Fact from zinemaker in their own words:  “The name was nicked from a David Nichols comic in his Distant Violins zine that has a little bear in love sing a garbled version of “Lady Marmalade”.  Thanks, Adam!

It’s free: Few zines are ever free. It’s kind of hard, in a sense, to review a free zine, because the zine has totally dodged that sense of obligation to meet any kind of set expectation – there was never any transaction involved.

But being a zine, the transaction is as simple as picking a copy up, and you’ve instantly entered someone else’s world who is open to communication and trades and wants to share carefully articulated ideas with you.

Free zines are their own special category. And somewhere out there is a photocopier that’s getting some extra love outside work hours. At least, that’s what I like to think.

The praise is the criticism: I feel conflicted about this zine because it never hurt anyone or did anything stupid and is just a Nice Zine but it still annoys me. Everything that is positive about the zine is also the exact reason I object to it. Let me explain.

The praise: This is a light hearted, funny, often geeky, satirical look at the modern world around us with all its inane advertising, technology fails, funny human nature moments and cultural misconceptions. It’s thoughtful and observant and well informed and usually involves self motivated research. You get to have a little laugh at the whimsy and absurdity of life and then pause philosophically as the final credits list everything from the fonts used, to the traditional custodians of the land the zine was written on. So courteous.

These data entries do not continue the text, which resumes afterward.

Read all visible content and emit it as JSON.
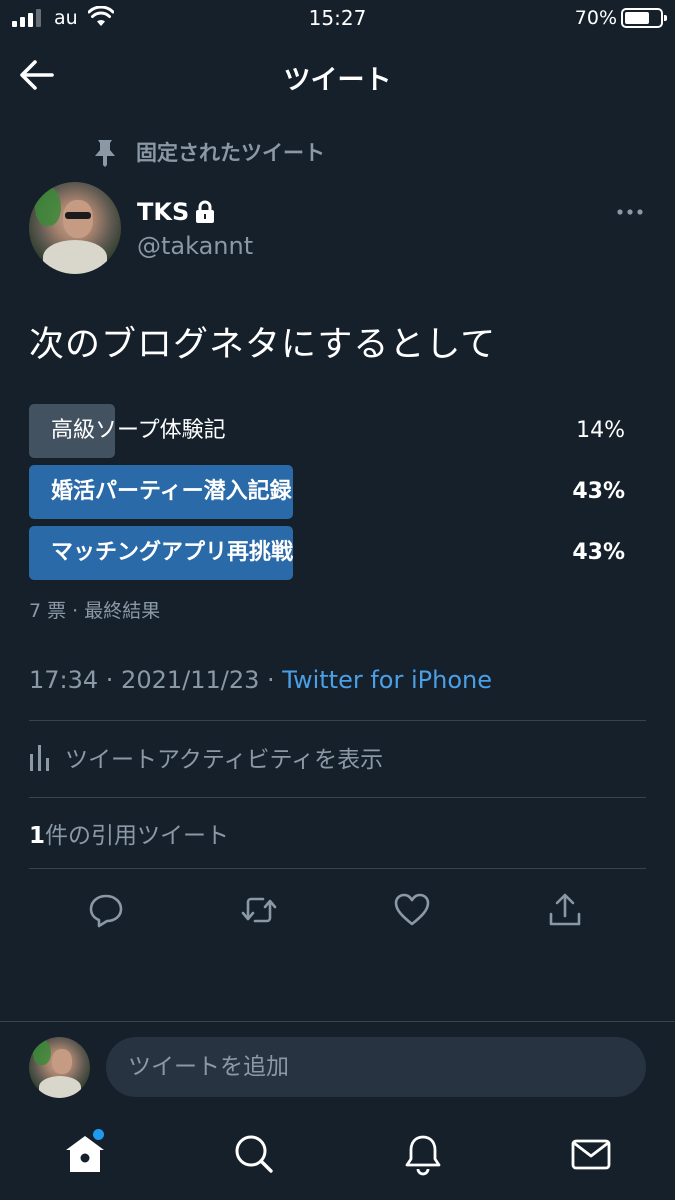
{
  "status_bar": {
    "carrier": "au",
    "time": "15:27",
    "battery_percent": "70%",
    "battery_level": 0.7,
    "signal_bars": 3,
    "signal_bars_total": 4
  },
  "header": {
    "title": "ツイート",
    "back_icon": "arrow-left-icon"
  },
  "tweet": {
    "pinned_label": "固定されたツイート",
    "author": {
      "name": "TKS",
      "handle": "@takannt",
      "protected": true
    },
    "text": "次のブログネタにするとして",
    "poll": {
      "options": [
        {
          "label": "高級ソープ体験記",
          "percent": "14%",
          "value": 14,
          "winner": false
        },
        {
          "label": "婚活パーティー潜入記録",
          "percent": "43%",
          "value": 43,
          "winner": true
        },
        {
          "label": "マッチングアプリ再挑戦",
          "percent": "43%",
          "value": 43,
          "winner": true
        }
      ],
      "meta": "7 票 · 最終結果"
    },
    "timestamp": "17:34 · 2021/11/23 · ",
    "source": "Twitter for iPhone",
    "activity_label": "ツイートアクティビティを表示",
    "quote_count": "1",
    "quote_label": "件の引用ツイート"
  },
  "reply": {
    "placeholder": "ツイートを追加"
  },
  "tab_bar": {
    "items": [
      "home-icon",
      "search-icon",
      "bell-icon",
      "mail-icon"
    ]
  },
  "colors": {
    "background": "#15202b",
    "accent": "#1d9bf0",
    "poll_winner": "#2b6aa8",
    "poll_loser": "#435260",
    "secondary_text": "#8b98a5"
  }
}
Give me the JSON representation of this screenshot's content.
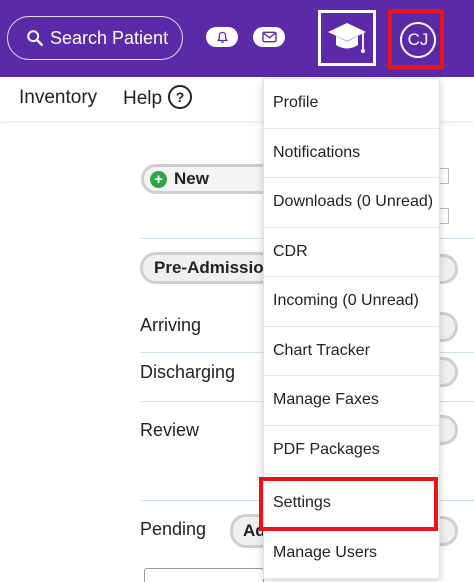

The criticism: It’s light hearted. It’s funny but in a tittering-laughter kind of way where you hold your hand over your mouth with a napkin. It’s thoughtful and observant and well informed but I never feel like anything is ever pushed enough, somehow. I want something more. I want to be genuinely challenged. Jutchy Ya Ya is a little ‘out there’ but never ‘too’ out there. It’s quirky – the worst word I could ever use to describe a zine. It’s irreverent, but the kind of irreverence you would get in polite, genteel company.

For instance: The cover of this issue is a photo of an entrance that has been boarded up and graffitied. Not quite sure where else to go with that except, you know, it’s a funny little irony. It’s an old entry to a former department of forensic medicine. Oh, absurdity of modern life. Hashtag. (Not, ‘urban exploration’ – hashtag). There’s also a promotional graphic promising a free DVD-book if you find a gold pyramid. (random!). And a funny byline beneath the zine title. So it’s got the whole zany thing happening, right here right now.

Inside there’s an article about Beowulf and how it fits into the canon of western literature and how really all these ancient texts are about fighting dragons and epic supernatural phenomenon which is not so dissimilar to the amazing spider man (except of course Beowulf etc is of a much higher calibre). (That’s a direct quote). But you know if this was more widely known then more people would get into it, like the zinemaker’s teenage self. Plus JRR Tolkien’s thoughts on the matter, etc. You can see the geek appeal.

The other writing was a small piece on the etymology of the name of ‘Bendigo’, a regional town in Victoria. Plus a history of the town’s namesake. So all very pleasant and intellectual. And this is intermixed with funny page footers of invented words which often rely on some lame pun, and graphics like a google map screen capture where regional Victoria roads are mapped but then suddenly stop and there’s a “Sorry, No Imagery Here” blank zone. Hilarious. Sigh.

It’s complicated: There’s just something intrinsically safe about this zine that irritates me. And weirdly, somehow and sometimes, the humility of the zine also feels like its smugness. All the positives of this zine are what frustrate me.



Secrets of the Photocopier vs. Jutchy Ya Ya #48

I love this title! The ultimate smack down?! Well, it’s not what you might expect. The zinemaker writes a great response to this review, you gotta go read it immediately

Check it out directly on his site, the Other Adam Ford.
Plus he’s kindly allowed me to reblog, so Secrets Vs Jutchy Ya Ya lives on here. (Thanks, Adam!)